Set down all of the entries below word for word, with the pictures left out.

## [Page and application data records]
_ _ _

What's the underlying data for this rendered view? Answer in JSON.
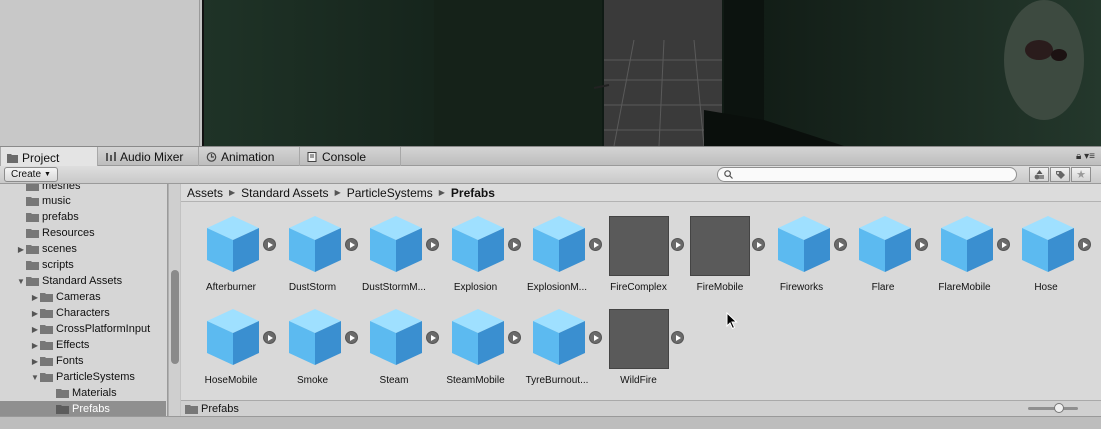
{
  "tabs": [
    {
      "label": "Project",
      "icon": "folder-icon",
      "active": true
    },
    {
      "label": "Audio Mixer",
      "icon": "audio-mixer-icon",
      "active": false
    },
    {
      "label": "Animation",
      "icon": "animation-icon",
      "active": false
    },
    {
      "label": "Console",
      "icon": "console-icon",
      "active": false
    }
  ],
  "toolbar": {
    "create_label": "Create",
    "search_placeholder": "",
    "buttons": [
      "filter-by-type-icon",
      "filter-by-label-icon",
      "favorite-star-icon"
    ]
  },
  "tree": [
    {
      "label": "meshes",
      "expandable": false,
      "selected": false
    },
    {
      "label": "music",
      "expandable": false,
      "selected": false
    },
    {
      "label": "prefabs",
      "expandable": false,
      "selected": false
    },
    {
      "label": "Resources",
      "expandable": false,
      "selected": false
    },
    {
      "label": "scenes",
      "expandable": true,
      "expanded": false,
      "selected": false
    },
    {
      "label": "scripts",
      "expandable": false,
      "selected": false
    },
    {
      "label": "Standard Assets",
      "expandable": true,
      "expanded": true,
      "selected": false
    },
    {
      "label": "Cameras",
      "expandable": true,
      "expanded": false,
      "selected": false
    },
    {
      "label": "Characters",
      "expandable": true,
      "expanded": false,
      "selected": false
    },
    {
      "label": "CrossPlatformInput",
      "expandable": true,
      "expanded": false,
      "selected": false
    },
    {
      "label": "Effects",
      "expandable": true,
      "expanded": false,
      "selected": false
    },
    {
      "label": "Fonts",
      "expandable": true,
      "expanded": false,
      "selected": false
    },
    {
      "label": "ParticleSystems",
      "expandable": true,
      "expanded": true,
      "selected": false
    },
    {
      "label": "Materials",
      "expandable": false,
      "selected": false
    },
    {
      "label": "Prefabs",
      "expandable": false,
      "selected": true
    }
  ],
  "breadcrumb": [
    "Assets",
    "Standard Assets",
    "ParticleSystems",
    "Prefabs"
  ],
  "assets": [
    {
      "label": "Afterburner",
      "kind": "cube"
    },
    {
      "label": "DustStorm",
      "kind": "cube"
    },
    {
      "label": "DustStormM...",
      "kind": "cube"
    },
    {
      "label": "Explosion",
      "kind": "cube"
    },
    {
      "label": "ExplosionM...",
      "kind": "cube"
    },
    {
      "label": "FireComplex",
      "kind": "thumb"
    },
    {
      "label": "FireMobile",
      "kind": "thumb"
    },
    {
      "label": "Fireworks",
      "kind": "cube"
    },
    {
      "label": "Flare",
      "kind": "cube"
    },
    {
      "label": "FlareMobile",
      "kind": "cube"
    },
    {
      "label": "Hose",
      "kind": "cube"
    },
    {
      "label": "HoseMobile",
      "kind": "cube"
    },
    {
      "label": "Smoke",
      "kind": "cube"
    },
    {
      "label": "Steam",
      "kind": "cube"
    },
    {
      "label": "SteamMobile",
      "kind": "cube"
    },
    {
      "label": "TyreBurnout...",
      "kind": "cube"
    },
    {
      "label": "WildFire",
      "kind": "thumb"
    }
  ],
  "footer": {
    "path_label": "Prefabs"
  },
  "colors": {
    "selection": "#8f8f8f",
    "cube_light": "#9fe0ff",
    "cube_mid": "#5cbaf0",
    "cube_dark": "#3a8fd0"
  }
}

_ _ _

## [Your solution]
What's the underlying data for this rendered view? Answer in JSON.
{
  "tabs": [
    {
      "label": "Project",
      "icon": "folder-icon",
      "active": true
    },
    {
      "label": "Audio Mixer",
      "icon": "audio-mixer-icon",
      "active": false
    },
    {
      "label": "Animation",
      "icon": "animation-icon",
      "active": false
    },
    {
      "label": "Console",
      "icon": "console-icon",
      "active": false
    }
  ],
  "toolbar": {
    "create_label": "Create",
    "search_placeholder": "",
    "buttons": [
      "filter-by-type-icon",
      "filter-by-label-icon",
      "favorite-star-icon"
    ]
  },
  "tree": [
    {
      "label": "meshes",
      "expandable": false,
      "selected": false
    },
    {
      "label": "music",
      "expandable": false,
      "selected": false
    },
    {
      "label": "prefabs",
      "expandable": false,
      "selected": false
    },
    {
      "label": "Resources",
      "expandable": false,
      "selected": false
    },
    {
      "label": "scenes",
      "expandable": true,
      "expanded": false,
      "selected": false
    },
    {
      "label": "scripts",
      "expandable": false,
      "selected": false
    },
    {
      "label": "Standard Assets",
      "expandable": true,
      "expanded": true,
      "selected": false
    },
    {
      "label": "Cameras",
      "expandable": true,
      "expanded": false,
      "selected": false
    },
    {
      "label": "Characters",
      "expandable": true,
      "expanded": false,
      "selected": false
    },
    {
      "label": "CrossPlatformInput",
      "expandable": true,
      "expanded": false,
      "selected": false
    },
    {
      "label": "Effects",
      "expandable": true,
      "expanded": false,
      "selected": false
    },
    {
      "label": "Fonts",
      "expandable": true,
      "expanded": false,
      "selected": false
    },
    {
      "label": "ParticleSystems",
      "expandable": true,
      "expanded": true,
      "selected": false
    },
    {
      "label": "Materials",
      "expandable": false,
      "selected": false
    },
    {
      "label": "Prefabs",
      "expandable": false,
      "selected": true
    }
  ],
  "breadcrumb": [
    "Assets",
    "Standard Assets",
    "ParticleSystems",
    "Prefabs"
  ],
  "assets": [
    {
      "label": "Afterburner",
      "kind": "cube"
    },
    {
      "label": "DustStorm",
      "kind": "cube"
    },
    {
      "label": "DustStormM...",
      "kind": "cube"
    },
    {
      "label": "Explosion",
      "kind": "cube"
    },
    {
      "label": "ExplosionM...",
      "kind": "cube"
    },
    {
      "label": "FireComplex",
      "kind": "thumb"
    },
    {
      "label": "FireMobile",
      "kind": "thumb"
    },
    {
      "label": "Fireworks",
      "kind": "cube"
    },
    {
      "label": "Flare",
      "kind": "cube"
    },
    {
      "label": "FlareMobile",
      "kind": "cube"
    },
    {
      "label": "Hose",
      "kind": "cube"
    },
    {
      "label": "HoseMobile",
      "kind": "cube"
    },
    {
      "label": "Smoke",
      "kind": "cube"
    },
    {
      "label": "Steam",
      "kind": "cube"
    },
    {
      "label": "SteamMobile",
      "kind": "cube"
    },
    {
      "label": "TyreBurnout...",
      "kind": "cube"
    },
    {
      "label": "WildFire",
      "kind": "thumb"
    }
  ],
  "footer": {
    "path_label": "Prefabs"
  },
  "colors": {
    "selection": "#8f8f8f",
    "cube_light": "#9fe0ff",
    "cube_mid": "#5cbaf0",
    "cube_dark": "#3a8fd0"
  }
}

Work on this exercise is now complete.